Work instruction - The answer must restate every entry exactly as it appears.

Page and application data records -
§ §
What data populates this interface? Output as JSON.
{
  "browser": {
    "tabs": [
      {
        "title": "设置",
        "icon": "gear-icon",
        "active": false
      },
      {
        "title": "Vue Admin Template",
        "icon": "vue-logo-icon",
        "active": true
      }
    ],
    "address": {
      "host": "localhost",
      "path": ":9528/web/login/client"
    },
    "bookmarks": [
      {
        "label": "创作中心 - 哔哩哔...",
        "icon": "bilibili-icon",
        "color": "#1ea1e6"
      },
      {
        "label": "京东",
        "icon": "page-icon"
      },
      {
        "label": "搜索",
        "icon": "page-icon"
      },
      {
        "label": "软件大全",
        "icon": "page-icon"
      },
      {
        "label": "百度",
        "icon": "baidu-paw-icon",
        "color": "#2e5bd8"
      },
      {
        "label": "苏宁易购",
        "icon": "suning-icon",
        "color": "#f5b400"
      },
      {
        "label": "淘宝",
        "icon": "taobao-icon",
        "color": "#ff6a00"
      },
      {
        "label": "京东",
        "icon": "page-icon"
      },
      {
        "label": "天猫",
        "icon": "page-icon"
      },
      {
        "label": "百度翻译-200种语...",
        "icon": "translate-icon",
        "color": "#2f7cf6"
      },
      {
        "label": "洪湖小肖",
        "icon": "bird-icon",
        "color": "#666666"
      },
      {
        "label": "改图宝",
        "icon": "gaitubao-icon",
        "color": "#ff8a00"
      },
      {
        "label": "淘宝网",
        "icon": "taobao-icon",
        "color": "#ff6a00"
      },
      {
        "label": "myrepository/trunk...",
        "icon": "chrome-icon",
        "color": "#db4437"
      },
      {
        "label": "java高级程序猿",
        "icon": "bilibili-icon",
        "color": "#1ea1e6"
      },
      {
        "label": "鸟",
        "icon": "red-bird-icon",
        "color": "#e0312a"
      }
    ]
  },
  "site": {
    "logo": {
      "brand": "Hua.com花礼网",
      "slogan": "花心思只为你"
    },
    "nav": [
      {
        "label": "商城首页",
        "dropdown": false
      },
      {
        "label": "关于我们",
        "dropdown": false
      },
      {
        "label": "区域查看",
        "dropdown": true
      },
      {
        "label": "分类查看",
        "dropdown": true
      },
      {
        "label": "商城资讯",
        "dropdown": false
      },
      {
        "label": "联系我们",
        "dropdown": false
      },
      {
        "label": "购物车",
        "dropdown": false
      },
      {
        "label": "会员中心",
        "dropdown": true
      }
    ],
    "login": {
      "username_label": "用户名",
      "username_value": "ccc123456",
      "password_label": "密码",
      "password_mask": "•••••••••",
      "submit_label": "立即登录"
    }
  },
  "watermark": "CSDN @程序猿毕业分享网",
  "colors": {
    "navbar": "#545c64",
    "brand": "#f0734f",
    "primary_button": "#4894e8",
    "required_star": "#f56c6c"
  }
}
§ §
Answer section -
What data populates this interface? Output as JSON.
{
  "browser": {
    "tabs": [
      {
        "title": "设置",
        "icon": "gear-icon",
        "active": false
      },
      {
        "title": "Vue Admin Template",
        "icon": "vue-logo-icon",
        "active": true
      }
    ],
    "address": {
      "host": "localhost",
      "path": ":9528/web/login/client"
    },
    "bookmarks": [
      {
        "label": "创作中心 - 哔哩哔...",
        "icon": "bilibili-icon",
        "color": "#1ea1e6"
      },
      {
        "label": "京东",
        "icon": "page-icon"
      },
      {
        "label": "搜索",
        "icon": "page-icon"
      },
      {
        "label": "软件大全",
        "icon": "page-icon"
      },
      {
        "label": "百度",
        "icon": "baidu-paw-icon",
        "color": "#2e5bd8"
      },
      {
        "label": "苏宁易购",
        "icon": "suning-icon",
        "color": "#f5b400"
      },
      {
        "label": "淘宝",
        "icon": "taobao-icon",
        "color": "#ff6a00"
      },
      {
        "label": "京东",
        "icon": "page-icon"
      },
      {
        "label": "天猫",
        "icon": "page-icon"
      },
      {
        "label": "百度翻译-200种语...",
        "icon": "translate-icon",
        "color": "#2f7cf6"
      },
      {
        "label": "洪湖小肖",
        "icon": "bird-icon",
        "color": "#666666"
      },
      {
        "label": "改图宝",
        "icon": "gaitubao-icon",
        "color": "#ff8a00"
      },
      {
        "label": "淘宝网",
        "icon": "taobao-icon",
        "color": "#ff6a00"
      },
      {
        "label": "myrepository/trunk...",
        "icon": "chrome-icon",
        "color": "#db4437"
      },
      {
        "label": "java高级程序猿",
        "icon": "bilibili-icon",
        "color": "#1ea1e6"
      },
      {
        "label": "鸟",
        "icon": "red-bird-icon",
        "color": "#e0312a"
      }
    ]
  },
  "site": {
    "logo": {
      "brand": "Hua.com花礼网",
      "slogan": "花心思只为你"
    },
    "nav": [
      {
        "label": "商城首页",
        "dropdown": false
      },
      {
        "label": "关于我们",
        "dropdown": false
      },
      {
        "label": "区域查看",
        "dropdown": true
      },
      {
        "label": "分类查看",
        "dropdown": true
      },
      {
        "label": "商城资讯",
        "dropdown": false
      },
      {
        "label": "联系我们",
        "dropdown": false
      },
      {
        "label": "购物车",
        "dropdown": false
      },
      {
        "label": "会员中心",
        "dropdown": true
      }
    ],
    "login": {
      "username_label": "用户名",
      "username_value": "ccc123456",
      "password_label": "密码",
      "password_mask": "•••••••••",
      "submit_label": "立即登录"
    }
  },
  "watermark": "CSDN @程序猿毕业分享网",
  "colors": {
    "navbar": "#545c64",
    "brand": "#f0734f",
    "primary_button": "#4894e8",
    "required_star": "#f56c6c"
  }
}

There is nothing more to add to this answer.